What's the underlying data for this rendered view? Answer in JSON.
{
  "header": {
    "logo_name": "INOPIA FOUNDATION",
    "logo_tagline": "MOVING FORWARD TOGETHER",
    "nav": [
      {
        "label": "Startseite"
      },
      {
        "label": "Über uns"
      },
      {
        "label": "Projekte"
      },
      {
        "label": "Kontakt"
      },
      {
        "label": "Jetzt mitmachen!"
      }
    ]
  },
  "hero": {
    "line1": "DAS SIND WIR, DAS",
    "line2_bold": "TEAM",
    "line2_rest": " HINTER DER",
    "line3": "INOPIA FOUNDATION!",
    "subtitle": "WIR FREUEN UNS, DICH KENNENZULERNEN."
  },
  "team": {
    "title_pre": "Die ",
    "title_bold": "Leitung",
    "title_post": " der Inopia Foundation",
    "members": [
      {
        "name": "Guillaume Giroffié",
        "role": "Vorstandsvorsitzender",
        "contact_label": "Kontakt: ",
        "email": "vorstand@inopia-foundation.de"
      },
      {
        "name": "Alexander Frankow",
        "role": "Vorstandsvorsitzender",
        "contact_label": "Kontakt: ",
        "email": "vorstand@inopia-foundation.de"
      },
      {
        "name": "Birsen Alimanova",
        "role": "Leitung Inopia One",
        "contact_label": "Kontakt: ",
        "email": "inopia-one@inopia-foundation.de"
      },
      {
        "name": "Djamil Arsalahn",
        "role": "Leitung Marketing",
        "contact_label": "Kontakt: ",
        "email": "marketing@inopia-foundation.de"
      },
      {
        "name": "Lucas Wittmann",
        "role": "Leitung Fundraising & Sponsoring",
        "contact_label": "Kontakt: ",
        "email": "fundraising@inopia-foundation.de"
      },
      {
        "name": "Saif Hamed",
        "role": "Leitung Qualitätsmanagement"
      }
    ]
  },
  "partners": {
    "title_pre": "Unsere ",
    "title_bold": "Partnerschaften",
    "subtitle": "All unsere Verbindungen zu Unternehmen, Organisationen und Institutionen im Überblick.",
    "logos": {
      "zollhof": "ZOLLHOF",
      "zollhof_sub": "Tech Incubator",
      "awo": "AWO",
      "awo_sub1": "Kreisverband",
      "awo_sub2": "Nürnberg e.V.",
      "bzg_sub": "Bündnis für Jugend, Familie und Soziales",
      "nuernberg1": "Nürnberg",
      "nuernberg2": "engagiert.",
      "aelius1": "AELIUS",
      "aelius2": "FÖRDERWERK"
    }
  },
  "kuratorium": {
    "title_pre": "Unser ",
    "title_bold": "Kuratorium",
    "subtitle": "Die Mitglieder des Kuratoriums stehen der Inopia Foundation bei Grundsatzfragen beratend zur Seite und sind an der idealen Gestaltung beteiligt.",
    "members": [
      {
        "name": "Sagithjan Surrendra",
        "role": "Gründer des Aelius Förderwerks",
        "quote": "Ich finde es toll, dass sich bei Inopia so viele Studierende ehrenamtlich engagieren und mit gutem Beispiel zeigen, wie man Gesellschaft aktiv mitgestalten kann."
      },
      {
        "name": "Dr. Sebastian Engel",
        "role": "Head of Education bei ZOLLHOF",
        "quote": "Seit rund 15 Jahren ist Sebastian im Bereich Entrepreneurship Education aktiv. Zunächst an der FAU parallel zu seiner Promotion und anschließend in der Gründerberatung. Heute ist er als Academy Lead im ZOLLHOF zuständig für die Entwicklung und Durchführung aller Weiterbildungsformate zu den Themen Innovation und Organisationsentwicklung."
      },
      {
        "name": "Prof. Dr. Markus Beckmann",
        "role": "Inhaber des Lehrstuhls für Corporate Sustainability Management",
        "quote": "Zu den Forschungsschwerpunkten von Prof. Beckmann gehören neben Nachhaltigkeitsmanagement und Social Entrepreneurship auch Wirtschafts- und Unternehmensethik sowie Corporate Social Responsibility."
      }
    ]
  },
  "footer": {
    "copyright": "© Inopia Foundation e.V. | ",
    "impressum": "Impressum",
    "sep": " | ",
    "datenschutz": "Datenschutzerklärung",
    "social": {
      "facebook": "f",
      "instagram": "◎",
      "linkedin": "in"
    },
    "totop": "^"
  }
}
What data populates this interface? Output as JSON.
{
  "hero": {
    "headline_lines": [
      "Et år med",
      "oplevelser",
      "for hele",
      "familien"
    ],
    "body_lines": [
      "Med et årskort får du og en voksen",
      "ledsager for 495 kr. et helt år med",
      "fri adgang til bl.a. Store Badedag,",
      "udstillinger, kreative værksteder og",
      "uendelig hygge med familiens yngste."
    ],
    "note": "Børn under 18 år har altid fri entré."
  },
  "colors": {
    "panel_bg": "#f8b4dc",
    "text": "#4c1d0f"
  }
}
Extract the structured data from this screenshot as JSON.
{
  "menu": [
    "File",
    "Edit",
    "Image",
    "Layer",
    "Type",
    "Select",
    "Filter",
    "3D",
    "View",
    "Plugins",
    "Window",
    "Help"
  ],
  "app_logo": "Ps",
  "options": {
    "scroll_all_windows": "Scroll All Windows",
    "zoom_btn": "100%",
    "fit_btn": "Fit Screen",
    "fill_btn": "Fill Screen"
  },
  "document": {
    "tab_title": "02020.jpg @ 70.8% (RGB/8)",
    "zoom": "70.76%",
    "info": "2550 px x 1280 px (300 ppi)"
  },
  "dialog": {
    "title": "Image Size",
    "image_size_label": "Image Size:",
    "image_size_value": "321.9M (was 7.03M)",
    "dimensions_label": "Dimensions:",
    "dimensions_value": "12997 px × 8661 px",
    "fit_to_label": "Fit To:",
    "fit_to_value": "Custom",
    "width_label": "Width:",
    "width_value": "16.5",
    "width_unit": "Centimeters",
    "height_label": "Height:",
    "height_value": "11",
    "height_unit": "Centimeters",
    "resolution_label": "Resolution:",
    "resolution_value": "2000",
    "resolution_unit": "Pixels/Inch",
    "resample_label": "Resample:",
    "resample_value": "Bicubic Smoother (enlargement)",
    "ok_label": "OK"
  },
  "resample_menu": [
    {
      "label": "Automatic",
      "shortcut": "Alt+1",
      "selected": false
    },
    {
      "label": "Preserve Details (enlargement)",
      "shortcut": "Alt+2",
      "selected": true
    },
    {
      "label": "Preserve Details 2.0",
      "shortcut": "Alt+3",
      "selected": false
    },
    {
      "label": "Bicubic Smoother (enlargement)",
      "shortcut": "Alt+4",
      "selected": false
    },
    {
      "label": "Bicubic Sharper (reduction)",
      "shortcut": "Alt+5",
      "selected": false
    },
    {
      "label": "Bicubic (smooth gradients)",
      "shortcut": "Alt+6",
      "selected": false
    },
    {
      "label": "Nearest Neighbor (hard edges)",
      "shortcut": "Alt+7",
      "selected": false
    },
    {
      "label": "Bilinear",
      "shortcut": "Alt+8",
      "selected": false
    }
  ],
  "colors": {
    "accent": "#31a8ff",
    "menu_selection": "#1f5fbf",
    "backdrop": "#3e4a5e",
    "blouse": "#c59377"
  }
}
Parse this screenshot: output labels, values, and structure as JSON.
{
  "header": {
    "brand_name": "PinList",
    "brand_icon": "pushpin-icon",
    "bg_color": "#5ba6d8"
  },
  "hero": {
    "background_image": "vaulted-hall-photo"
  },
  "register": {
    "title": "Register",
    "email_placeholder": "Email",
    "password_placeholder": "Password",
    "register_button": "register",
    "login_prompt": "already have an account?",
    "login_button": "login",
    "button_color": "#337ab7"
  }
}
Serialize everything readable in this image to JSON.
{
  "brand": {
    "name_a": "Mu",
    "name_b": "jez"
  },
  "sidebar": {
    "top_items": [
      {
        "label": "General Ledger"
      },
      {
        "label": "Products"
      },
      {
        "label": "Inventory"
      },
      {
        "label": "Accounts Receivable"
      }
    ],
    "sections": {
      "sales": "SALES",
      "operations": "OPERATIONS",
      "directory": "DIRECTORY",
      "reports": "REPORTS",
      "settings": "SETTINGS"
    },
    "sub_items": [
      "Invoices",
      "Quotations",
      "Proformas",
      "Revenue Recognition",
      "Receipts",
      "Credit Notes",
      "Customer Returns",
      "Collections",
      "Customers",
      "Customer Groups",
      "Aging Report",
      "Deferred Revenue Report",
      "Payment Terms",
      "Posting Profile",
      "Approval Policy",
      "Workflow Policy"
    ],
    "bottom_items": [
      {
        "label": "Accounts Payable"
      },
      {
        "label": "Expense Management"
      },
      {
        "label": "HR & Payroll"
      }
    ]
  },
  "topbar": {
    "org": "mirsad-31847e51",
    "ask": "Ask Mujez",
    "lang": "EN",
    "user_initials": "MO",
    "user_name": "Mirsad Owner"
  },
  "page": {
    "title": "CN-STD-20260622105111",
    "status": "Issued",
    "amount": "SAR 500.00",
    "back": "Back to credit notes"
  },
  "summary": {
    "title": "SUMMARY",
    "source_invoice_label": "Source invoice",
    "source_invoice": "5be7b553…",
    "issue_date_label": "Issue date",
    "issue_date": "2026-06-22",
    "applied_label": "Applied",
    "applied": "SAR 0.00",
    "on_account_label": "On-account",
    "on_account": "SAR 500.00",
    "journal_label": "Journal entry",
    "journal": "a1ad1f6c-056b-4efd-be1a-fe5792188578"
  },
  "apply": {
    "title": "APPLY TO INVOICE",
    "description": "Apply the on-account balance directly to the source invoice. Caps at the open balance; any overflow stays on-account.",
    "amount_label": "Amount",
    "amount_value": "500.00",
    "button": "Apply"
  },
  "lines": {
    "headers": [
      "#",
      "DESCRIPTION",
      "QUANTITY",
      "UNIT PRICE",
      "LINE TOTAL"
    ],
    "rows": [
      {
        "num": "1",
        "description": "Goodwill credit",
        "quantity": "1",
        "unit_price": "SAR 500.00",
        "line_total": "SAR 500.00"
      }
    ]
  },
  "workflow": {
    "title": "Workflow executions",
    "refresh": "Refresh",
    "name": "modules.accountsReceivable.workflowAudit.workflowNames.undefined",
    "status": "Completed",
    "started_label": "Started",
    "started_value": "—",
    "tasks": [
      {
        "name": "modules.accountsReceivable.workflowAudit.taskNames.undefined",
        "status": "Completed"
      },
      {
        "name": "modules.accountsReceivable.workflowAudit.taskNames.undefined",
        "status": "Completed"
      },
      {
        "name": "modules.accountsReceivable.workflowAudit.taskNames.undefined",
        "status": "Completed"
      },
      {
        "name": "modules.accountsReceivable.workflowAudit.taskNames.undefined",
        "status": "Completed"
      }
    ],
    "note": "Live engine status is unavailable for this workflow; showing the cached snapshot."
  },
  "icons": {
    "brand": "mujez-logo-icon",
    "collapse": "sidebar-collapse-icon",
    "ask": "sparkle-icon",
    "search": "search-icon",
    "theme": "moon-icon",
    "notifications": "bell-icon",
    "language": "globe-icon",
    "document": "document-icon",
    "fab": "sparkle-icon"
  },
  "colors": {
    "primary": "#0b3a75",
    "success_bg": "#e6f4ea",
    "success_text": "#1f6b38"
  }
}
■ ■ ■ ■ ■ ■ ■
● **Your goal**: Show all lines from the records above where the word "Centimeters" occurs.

● **Result below**:
    "width_unit": "Centimeters",
    "height_unit": "Centimeters",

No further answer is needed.